Looking at China through an ASEAN lens

20 Mar 2024
Posted By: ACBC

Looking at China through an ASEAN lens

By David Olsson

Recognising the challenges and grasping new opportunities for the Australia – China relationship has always been a topic at the forefront of our minds. Earlier this month, the ASEAN-Australia Special Summit held in Melbourne provided insights into how Australia’s regional neighbours are framing their engagement with China.

I was fortunate to attend a number of business-related events, and to hear from regional leaders and CEOs from Australian and South East Asian businesses. The discussions were dynamic and filled with promise. The enthusiasm for engagement and the opportunities ahead were reminiscent of the excitement that surrounded the emergence of the China opportunity a decade or more ago.

There is no denying that ASEAN presents Australian business with similar growth opportunities for growth that the now more developed markets of China offered in those earlier years.

The recent announcement by the Australian government of a comprehensive package of initiatives, including financing facilities, new regional landing pads, business champions, and business missions is both exciting and poised to catalyse two-way private sector trade and investment into the region.

However, it’s essential to acknowledge that achieving the ASEAN ambition will require sustained effort.

As mentioned last month in the context of our broader China relationship, seizing this opportunity demands a mindset change among Australian corporates. It is no longer just about exporting more commodities into the region or attracting more tourists or students.

An editorial in the AFR editorial summarised the situation: “With many ASEAN members committed to a net zero emissions target by 2050, there are tremendous opportunities for Australia to assist with the region’s energy transition needs, not only as a source of renewable energy supply but also via technology and financing for the infrastructure to support the transition. There are also opportunities in healthcare and the digital economy.”

These same opportunities have been identified by Chinese companies as well.

ASEAN now stands as China’s largest trading partner, with capital, expertise, and people rapidly moving between them to drive growth and seize new opportunities.

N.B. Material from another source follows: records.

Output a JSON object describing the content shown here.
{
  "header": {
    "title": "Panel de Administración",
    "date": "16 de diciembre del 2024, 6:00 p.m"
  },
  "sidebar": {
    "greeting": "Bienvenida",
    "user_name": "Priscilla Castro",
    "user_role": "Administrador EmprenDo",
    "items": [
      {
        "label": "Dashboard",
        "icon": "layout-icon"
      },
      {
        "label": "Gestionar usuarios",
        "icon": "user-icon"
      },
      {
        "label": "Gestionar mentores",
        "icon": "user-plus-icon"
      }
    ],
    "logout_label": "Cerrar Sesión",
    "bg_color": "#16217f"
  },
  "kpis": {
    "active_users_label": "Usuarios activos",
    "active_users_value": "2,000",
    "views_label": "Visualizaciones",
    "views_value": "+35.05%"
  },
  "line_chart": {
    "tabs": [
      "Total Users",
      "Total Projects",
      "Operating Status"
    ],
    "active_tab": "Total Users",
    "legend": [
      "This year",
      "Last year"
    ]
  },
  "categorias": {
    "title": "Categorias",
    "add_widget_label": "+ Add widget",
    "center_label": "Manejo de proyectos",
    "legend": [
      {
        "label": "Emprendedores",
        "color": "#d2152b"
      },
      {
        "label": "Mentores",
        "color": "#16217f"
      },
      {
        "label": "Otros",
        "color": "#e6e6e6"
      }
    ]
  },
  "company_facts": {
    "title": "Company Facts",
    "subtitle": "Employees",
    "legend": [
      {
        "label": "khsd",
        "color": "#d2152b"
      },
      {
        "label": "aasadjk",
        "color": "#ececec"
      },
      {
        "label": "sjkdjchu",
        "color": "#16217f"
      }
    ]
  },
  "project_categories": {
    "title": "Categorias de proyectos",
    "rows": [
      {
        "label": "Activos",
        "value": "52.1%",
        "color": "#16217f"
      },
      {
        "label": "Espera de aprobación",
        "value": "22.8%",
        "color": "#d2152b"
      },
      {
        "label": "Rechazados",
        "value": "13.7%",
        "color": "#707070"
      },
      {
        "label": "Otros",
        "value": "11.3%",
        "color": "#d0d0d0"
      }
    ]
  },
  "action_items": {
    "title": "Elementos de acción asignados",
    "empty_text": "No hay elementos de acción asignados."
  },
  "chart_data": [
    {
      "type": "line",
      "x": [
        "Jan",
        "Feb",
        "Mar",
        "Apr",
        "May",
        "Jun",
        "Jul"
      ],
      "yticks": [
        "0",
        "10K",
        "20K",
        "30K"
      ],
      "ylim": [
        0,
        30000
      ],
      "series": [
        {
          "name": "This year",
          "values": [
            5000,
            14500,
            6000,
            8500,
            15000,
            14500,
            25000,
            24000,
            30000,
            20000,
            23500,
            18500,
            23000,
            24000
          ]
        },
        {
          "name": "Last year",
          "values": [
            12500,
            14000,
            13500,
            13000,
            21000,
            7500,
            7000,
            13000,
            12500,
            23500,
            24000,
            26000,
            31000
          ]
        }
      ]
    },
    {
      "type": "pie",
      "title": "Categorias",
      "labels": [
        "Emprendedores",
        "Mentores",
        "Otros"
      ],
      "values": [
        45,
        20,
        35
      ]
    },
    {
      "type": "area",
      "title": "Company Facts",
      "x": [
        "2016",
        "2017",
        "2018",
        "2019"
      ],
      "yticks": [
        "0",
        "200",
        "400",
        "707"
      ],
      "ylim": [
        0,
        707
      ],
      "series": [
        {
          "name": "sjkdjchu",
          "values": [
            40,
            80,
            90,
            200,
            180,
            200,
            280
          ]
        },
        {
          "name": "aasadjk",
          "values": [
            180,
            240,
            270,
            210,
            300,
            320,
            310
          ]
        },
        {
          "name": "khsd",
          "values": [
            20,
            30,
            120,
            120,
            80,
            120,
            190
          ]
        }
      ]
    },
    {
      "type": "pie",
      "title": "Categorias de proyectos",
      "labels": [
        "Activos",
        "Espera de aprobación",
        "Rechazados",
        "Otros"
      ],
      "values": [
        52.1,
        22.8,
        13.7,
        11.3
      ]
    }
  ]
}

Landmark agreements like the ASEAN-China Free Trade Agreement (ACFTA) and the Regional Comprehensive Economic Partnership (RCEP) have accelerated trade growth through tariff cuts and closer supply chain links.

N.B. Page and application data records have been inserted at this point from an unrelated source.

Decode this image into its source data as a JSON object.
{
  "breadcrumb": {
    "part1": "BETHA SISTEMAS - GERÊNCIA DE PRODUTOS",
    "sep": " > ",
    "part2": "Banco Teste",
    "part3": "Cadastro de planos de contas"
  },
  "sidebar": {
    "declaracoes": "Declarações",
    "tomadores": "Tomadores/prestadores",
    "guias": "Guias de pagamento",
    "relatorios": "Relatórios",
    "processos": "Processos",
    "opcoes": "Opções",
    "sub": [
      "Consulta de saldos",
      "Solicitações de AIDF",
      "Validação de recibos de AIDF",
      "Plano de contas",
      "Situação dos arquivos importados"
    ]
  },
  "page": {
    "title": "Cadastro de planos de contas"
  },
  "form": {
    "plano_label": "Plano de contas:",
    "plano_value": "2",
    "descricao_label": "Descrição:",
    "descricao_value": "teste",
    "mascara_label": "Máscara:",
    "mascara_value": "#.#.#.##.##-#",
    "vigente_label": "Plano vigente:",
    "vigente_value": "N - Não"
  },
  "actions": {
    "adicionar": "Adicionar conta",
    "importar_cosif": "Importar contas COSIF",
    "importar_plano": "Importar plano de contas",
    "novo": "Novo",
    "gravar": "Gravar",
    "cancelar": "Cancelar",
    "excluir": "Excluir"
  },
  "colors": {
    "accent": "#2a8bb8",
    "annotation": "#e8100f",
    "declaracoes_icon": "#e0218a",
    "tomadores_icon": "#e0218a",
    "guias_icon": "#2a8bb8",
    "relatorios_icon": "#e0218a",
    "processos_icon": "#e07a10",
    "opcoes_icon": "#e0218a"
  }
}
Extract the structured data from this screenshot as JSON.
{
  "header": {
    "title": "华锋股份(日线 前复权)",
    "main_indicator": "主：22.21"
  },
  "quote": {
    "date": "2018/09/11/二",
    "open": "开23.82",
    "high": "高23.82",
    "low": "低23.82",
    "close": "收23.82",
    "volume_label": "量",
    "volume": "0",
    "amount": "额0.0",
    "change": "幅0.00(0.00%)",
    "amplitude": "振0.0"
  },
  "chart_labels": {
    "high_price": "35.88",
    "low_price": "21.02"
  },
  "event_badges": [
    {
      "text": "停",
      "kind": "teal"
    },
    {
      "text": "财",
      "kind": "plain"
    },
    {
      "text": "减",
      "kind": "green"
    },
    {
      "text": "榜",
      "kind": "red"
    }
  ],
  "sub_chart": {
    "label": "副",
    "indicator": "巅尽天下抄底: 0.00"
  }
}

China and ASEAN are reshaping their supply chains, using trade and investment into the region to build new value chains, build economic and trade cooperation zones, and create local jobs.

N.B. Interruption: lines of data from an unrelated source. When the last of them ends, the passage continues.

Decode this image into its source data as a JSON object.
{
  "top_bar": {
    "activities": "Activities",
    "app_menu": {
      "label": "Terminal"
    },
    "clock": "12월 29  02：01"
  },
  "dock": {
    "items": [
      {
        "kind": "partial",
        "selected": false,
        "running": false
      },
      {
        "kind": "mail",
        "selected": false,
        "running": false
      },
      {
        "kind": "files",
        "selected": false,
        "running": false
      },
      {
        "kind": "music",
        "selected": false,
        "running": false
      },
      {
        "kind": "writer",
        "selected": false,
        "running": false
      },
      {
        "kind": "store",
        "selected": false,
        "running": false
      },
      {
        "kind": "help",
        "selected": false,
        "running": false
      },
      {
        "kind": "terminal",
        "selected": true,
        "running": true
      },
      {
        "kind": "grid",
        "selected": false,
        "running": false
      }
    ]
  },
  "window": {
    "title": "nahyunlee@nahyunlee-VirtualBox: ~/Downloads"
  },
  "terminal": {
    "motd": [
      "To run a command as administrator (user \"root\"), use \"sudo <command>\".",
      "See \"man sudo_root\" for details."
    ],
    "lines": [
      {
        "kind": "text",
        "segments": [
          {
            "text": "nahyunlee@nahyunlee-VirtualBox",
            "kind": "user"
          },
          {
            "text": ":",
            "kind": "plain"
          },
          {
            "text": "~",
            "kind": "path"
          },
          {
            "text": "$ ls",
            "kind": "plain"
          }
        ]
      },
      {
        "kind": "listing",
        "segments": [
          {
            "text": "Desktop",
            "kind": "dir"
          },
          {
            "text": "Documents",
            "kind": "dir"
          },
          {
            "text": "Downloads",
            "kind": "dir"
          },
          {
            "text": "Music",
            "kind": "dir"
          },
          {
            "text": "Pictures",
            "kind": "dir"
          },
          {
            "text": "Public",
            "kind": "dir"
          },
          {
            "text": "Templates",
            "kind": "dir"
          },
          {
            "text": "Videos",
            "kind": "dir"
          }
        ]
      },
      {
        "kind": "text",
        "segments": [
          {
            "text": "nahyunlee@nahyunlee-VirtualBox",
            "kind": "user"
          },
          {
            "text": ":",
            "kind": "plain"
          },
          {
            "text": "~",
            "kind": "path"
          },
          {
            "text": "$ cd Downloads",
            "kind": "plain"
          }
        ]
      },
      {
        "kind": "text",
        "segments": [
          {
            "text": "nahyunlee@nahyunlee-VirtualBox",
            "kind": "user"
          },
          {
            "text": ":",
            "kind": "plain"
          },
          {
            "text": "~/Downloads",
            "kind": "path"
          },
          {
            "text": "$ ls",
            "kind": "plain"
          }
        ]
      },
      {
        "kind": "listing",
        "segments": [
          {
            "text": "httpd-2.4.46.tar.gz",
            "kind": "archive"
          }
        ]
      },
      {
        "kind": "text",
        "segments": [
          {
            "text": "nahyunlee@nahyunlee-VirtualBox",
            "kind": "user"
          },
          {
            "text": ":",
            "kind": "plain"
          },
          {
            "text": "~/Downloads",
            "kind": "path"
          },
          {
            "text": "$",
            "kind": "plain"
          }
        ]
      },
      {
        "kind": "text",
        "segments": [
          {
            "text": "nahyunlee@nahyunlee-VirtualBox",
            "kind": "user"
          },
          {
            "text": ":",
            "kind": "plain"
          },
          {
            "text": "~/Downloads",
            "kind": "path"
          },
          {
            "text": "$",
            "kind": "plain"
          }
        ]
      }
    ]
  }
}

While discussions around China’s relationship with ASEAN were prevalent at the Melbourne Summit, the broader Australian commentary tended to focus on maritime security issues and ways in which each nation was hedging its China relationship – overlooking the fact that economic cooperation with China is driving economic integration, cooperation, and regional growth.

This presents a new and compelling opportunity for Australian businesses, namely, engaging with China in ASEAN countries.

Deepening engagement with ASEAN and its member states is a priority for Australia. However, let’s explore our strong China business relationships and hard-earned international business capabilities to uncover opportunities in the region.